• _What to produce_:
Determine how many lines in the listing contain the string "size"; respond with the number alone.

=====

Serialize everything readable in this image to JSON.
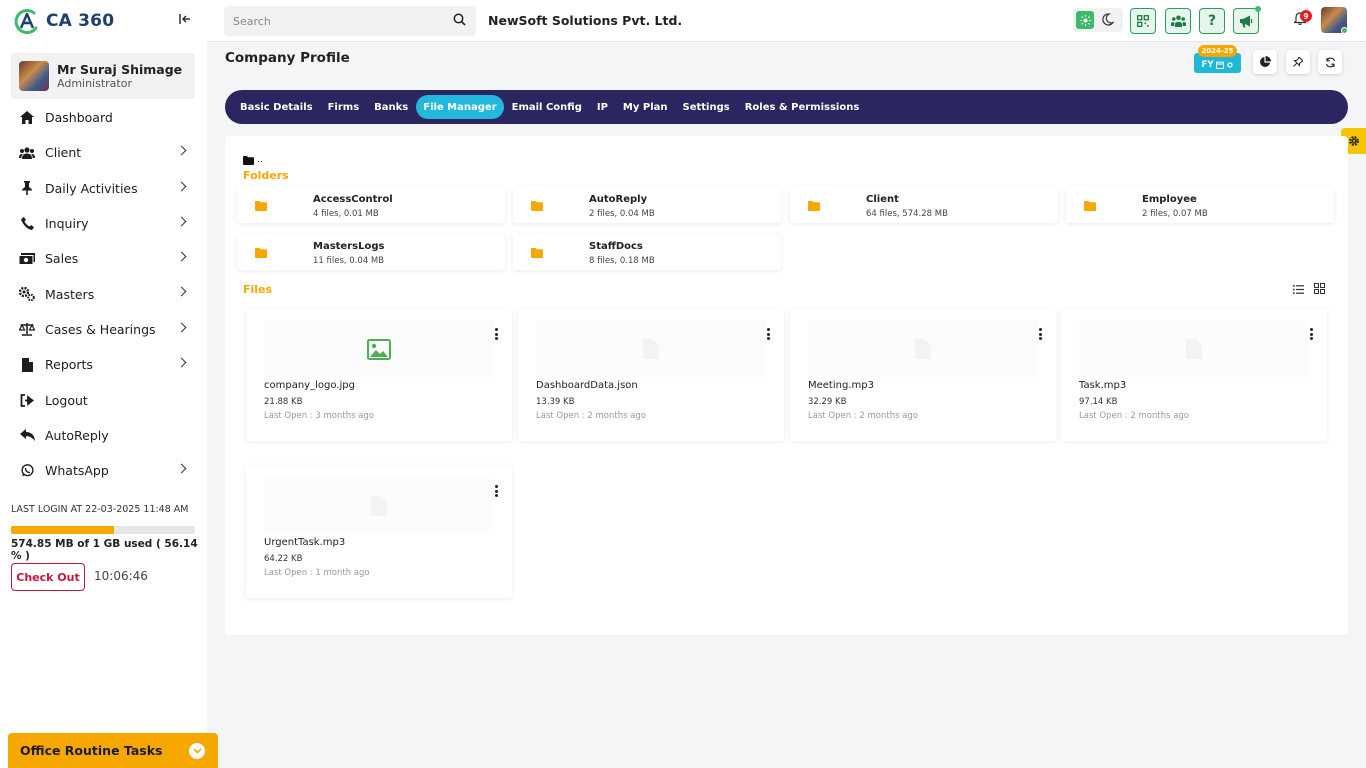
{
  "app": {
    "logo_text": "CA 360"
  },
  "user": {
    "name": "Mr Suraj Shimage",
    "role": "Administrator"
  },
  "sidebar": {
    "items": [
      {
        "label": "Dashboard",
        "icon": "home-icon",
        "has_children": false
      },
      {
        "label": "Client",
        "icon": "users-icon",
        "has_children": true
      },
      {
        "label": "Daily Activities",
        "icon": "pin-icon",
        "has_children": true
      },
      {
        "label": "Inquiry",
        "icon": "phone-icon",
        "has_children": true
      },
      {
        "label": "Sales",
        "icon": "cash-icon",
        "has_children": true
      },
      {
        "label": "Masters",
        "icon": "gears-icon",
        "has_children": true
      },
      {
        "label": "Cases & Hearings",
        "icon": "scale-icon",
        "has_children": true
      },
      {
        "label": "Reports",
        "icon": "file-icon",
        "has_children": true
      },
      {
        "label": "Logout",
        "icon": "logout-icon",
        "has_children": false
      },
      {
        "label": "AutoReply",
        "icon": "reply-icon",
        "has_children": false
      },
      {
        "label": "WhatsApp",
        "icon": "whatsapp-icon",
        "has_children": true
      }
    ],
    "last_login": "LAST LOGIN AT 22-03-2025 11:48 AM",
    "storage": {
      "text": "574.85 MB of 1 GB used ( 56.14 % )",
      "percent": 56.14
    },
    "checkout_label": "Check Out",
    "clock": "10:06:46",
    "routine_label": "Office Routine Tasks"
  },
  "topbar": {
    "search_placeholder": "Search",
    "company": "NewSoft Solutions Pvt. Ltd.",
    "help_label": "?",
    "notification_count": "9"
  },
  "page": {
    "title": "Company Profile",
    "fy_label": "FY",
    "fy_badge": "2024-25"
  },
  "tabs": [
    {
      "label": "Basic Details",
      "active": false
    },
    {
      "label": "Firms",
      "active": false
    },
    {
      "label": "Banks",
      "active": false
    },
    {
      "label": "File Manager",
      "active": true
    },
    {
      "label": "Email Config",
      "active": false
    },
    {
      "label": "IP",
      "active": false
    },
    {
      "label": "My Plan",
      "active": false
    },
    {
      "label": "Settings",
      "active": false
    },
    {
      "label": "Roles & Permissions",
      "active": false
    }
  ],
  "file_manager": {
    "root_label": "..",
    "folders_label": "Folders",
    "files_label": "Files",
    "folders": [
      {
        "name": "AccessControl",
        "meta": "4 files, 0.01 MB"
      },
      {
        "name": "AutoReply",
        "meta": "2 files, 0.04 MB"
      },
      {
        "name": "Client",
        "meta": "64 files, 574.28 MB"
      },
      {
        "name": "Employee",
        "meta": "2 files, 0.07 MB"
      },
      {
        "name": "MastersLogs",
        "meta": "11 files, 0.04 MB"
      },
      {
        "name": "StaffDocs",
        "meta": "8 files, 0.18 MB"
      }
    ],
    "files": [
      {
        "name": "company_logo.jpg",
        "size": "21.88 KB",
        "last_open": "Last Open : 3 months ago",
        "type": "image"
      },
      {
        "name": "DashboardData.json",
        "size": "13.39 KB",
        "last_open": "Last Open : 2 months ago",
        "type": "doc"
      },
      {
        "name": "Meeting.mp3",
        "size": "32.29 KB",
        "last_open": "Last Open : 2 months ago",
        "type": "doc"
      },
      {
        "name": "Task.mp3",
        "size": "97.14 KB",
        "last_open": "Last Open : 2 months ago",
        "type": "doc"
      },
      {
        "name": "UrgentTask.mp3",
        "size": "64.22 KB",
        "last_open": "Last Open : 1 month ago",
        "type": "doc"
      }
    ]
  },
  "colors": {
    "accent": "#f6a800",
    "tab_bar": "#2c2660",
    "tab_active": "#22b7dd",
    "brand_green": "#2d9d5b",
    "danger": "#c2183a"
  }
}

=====

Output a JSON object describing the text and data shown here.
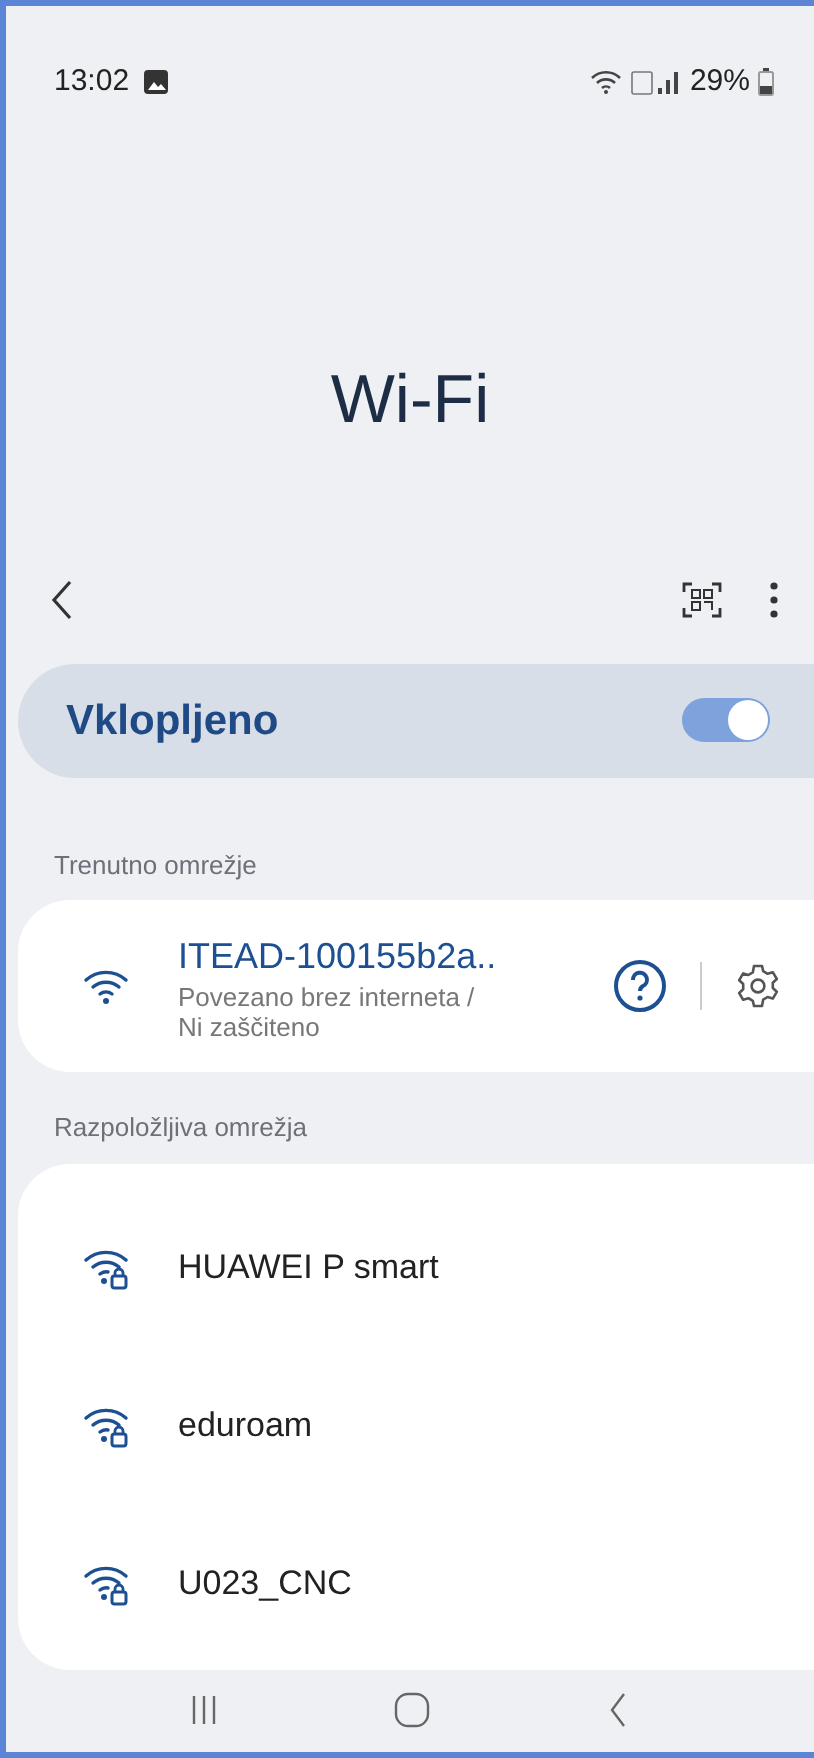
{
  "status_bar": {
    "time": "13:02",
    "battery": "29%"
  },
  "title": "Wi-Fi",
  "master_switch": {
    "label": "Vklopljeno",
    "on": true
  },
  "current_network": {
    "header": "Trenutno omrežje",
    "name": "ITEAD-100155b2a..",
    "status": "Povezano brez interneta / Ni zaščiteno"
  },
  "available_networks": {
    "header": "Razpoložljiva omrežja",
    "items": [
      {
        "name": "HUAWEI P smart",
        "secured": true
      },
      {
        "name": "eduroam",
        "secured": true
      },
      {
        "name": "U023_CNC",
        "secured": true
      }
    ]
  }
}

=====

• _Task result_:
5